● Exercise requirements:
Scan the entries line by line and return those with "data".

● Records supplied:
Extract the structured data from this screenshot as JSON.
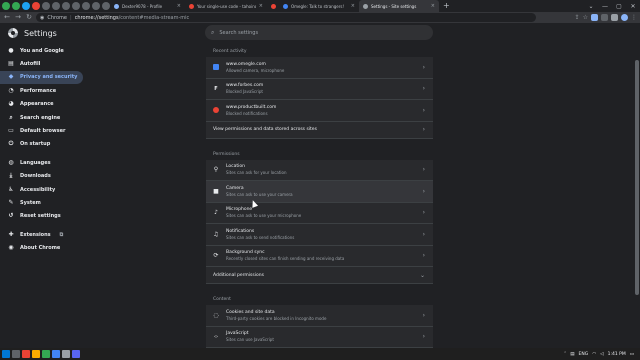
{
  "tabs": [
    {
      "title": "Dexter9078 - Profile",
      "active": false,
      "color": "#8ab4f8"
    },
    {
      "title": "Your single-use code - tahoinoki...",
      "active": false,
      "color": "#ea4335"
    },
    {
      "title": "Omegle: Talk to strangers!",
      "active": false,
      "color": "#4285f4"
    },
    {
      "title": "Settings - Site settings",
      "active": true,
      "color": "#9aa0a6"
    }
  ],
  "omnibox": {
    "prefix": "Chrome",
    "host": "chrome://settings",
    "path": "/content#media-stream-mic"
  },
  "header": {
    "title": "Settings",
    "search_placeholder": "Search settings"
  },
  "sidebar": {
    "items": [
      {
        "label": "You and Google",
        "icon": "person-icon",
        "glyph": "●"
      },
      {
        "label": "Autofill",
        "icon": "autofill-icon",
        "glyph": "▤"
      },
      {
        "label": "Privacy and security",
        "icon": "shield-icon",
        "glyph": "◆",
        "active": true
      },
      {
        "label": "Performance",
        "icon": "speedometer-icon",
        "glyph": "◔"
      },
      {
        "label": "Appearance",
        "icon": "palette-icon",
        "glyph": "◕"
      },
      {
        "label": "Search engine",
        "icon": "search-icon",
        "glyph": "⌕"
      },
      {
        "label": "Default browser",
        "icon": "browser-icon",
        "glyph": "▭"
      },
      {
        "label": "On startup",
        "icon": "power-icon",
        "glyph": "⏻"
      }
    ],
    "items2": [
      {
        "label": "Languages",
        "icon": "globe-icon",
        "glyph": "◍"
      },
      {
        "label": "Downloads",
        "icon": "download-icon",
        "glyph": "⤓"
      },
      {
        "label": "Accessibility",
        "icon": "accessibility-icon",
        "glyph": "♿"
      },
      {
        "label": "System",
        "icon": "wrench-icon",
        "glyph": "✎"
      },
      {
        "label": "Reset settings",
        "icon": "reset-icon",
        "glyph": "↺"
      }
    ],
    "items3": [
      {
        "label": "Extensions",
        "icon": "puzzle-icon",
        "glyph": "✚"
      },
      {
        "label": "About Chrome",
        "icon": "chrome-icon",
        "glyph": "◉"
      }
    ]
  },
  "recent": {
    "heading": "Recent activity",
    "items": [
      {
        "name": "www.omegle.com",
        "desc": "Allowed camera, microphone",
        "color": "#4285f4"
      },
      {
        "name": "www.forbes.com",
        "desc": "Blocked JavaScript",
        "color": "#e8eaed"
      },
      {
        "name": "www.productbuilt.com",
        "desc": "Blocked notifications",
        "color": "#ea4335"
      }
    ],
    "view_all": "View permissions and data stored across sites"
  },
  "permissions": {
    "heading": "Permissions",
    "items": [
      {
        "name": "Location",
        "desc": "Sites can ask for your location",
        "icon": "location-icon",
        "glyph": "⚲"
      },
      {
        "name": "Camera",
        "desc": "Sites can ask to use your camera",
        "icon": "camera-icon",
        "glyph": "■",
        "hover": true
      },
      {
        "name": "Microphone",
        "desc": "Sites can ask to use your microphone",
        "icon": "microphone-icon",
        "glyph": "♪"
      },
      {
        "name": "Notifications",
        "desc": "Sites can ask to send notifications",
        "icon": "bell-icon",
        "glyph": "♫"
      },
      {
        "name": "Background sync",
        "desc": "Recently closed sites can finish sending and receiving data",
        "icon": "sync-icon",
        "glyph": "⟳"
      }
    ],
    "additional": "Additional permissions"
  },
  "content": {
    "heading": "Content",
    "items": [
      {
        "name": "Cookies and site data",
        "desc": "Third-party cookies are blocked in Incognito mode",
        "icon": "cookie-icon",
        "glyph": "◌"
      },
      {
        "name": "JavaScript",
        "desc": "Sites can use JavaScript",
        "icon": "code-icon",
        "glyph": "‹›"
      }
    ]
  },
  "tray": {
    "lang": "ENG",
    "time": "1:41 PM"
  }
}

● Finished task:
Extract the structured data from this screenshot as JSON.
    "view_all": "View permissions and data stored across sites"
        "desc": "Recently closed sites can finish sending and receiving data",
        "name": "Cookies and site data",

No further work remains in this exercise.